Debut author Dyche explains that, as a teenager, he yearned for freedom, which resulted in his joining the military. During his time overseas, he says, he “lived a very riotous life” and missed his family dearly. Later, he received a call that his father had been diagnosed with lung cancer and he made the drive from California to visit his family in West Virginia. Although the author would take time to talk with his father about God, his dad’s eventual passing would leave him in a “very tender spot.” Dyche says that he came to realize that “Being thankful for the time you have and not holding on to your true feelings for people—that is what truly matters.” He would also come to believe that his father wasn’t truly gone because “he now has life in God through Jesus.” Dyche follows these personal revelations with biblical quotations and reflections on topics such as faith, sin, and his own numerous tattoos (which he doesn’t describe in detail). The tattoos, he says, often work as conversation starters and tend to lead “into a witness of his testimony”; some people, he says, are surprised that someone who appeared to be a “bad boy” had embraced Christianity. Many other books discuss how “Jesus was the payment for sin” and the significance of Psalm 23, but the author’s personal account provides some engaging insights. Dyche explains his father’s vision of heaven and how “He talked about the grass, warm winds, and the clouds, and the overwhelming peace that resided there.” Another meditation on the author’s relationship with his wife includes how they “live life together even when it is undesirable and messy.” The conversational tone creates a feeling of authenticity and, at less than 125 pages, the book is a swift read.
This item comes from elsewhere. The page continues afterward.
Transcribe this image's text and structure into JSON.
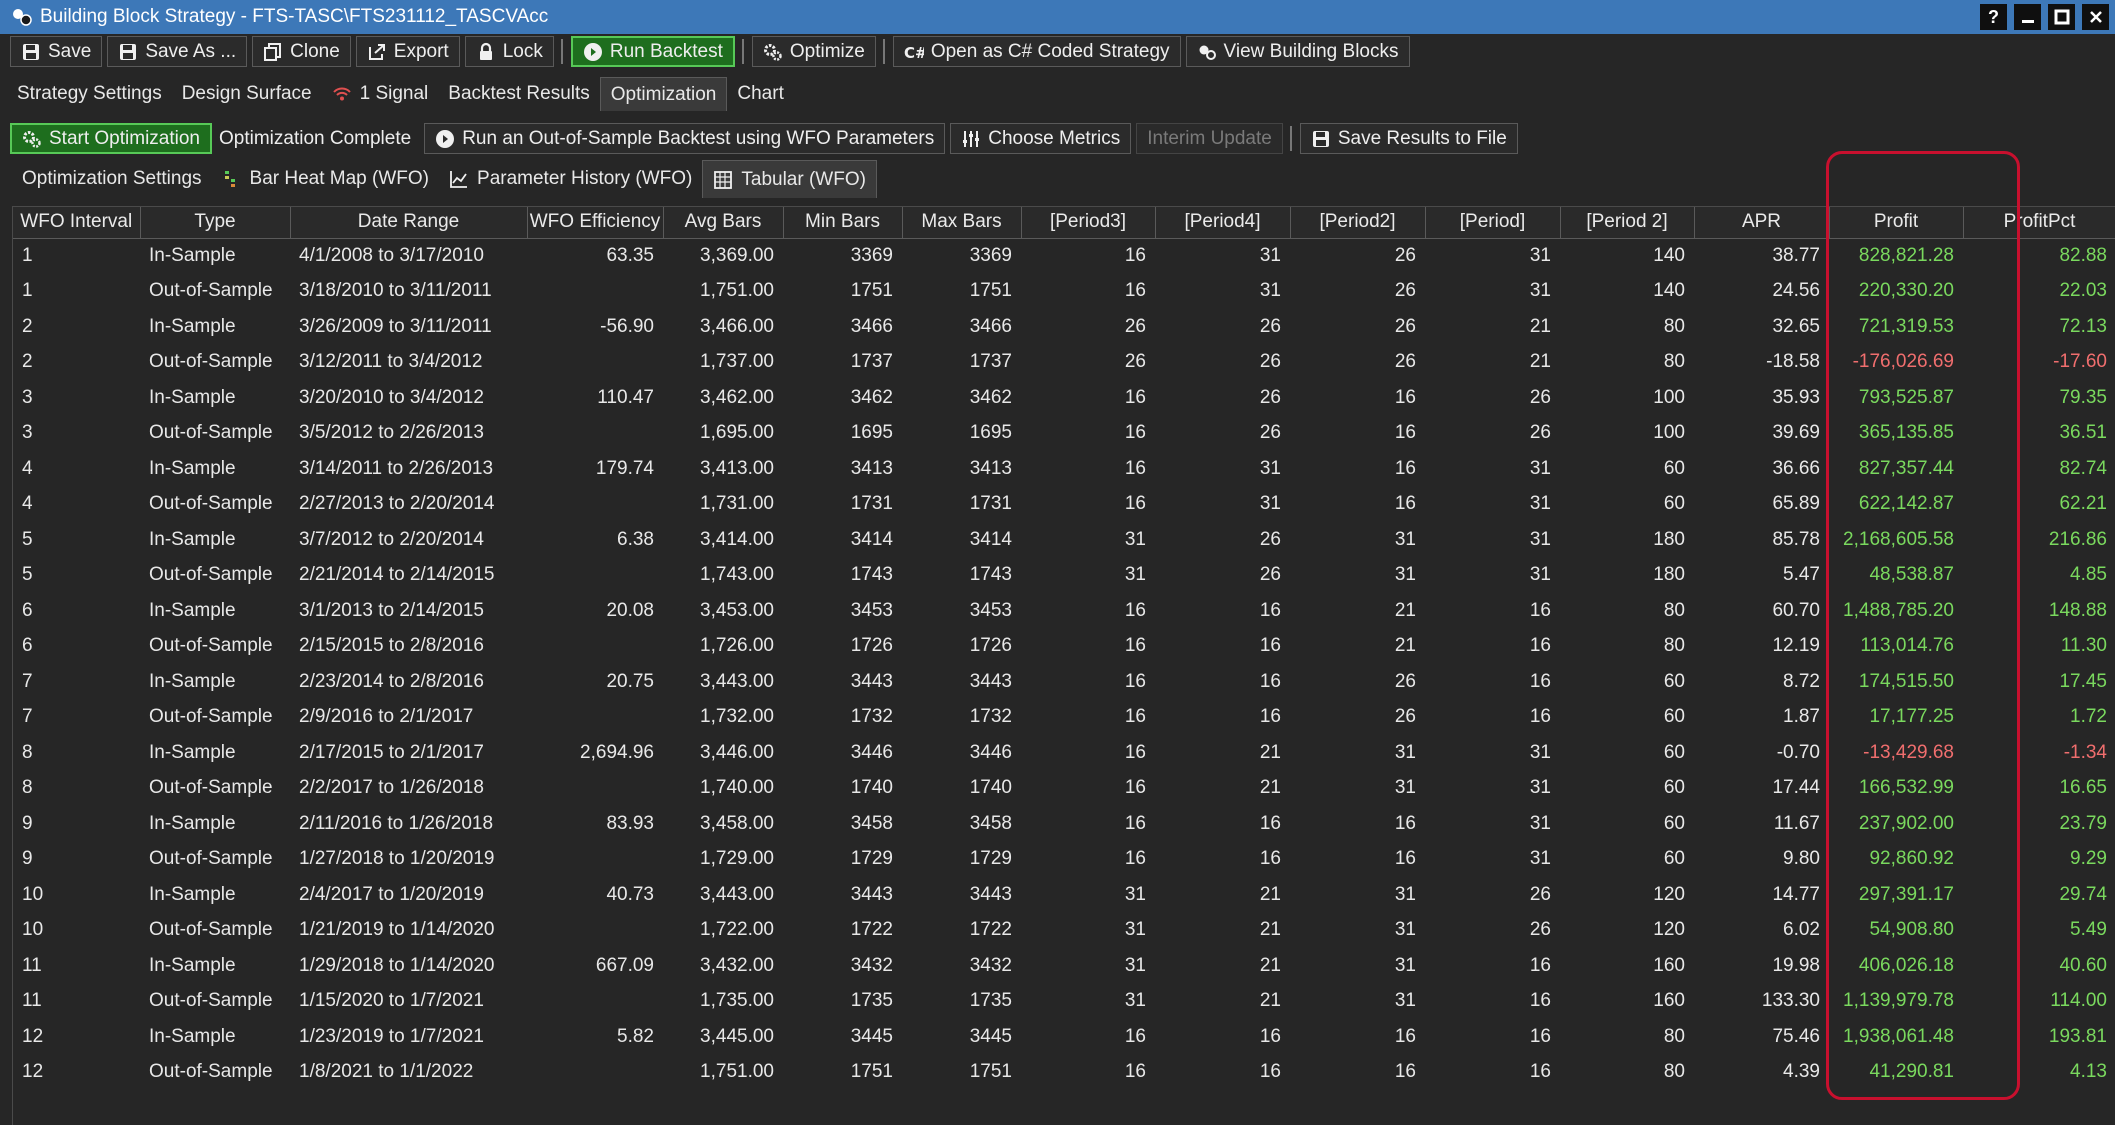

Some material here walks a well-trod path, but readers will still find much to discover in the author’s journey.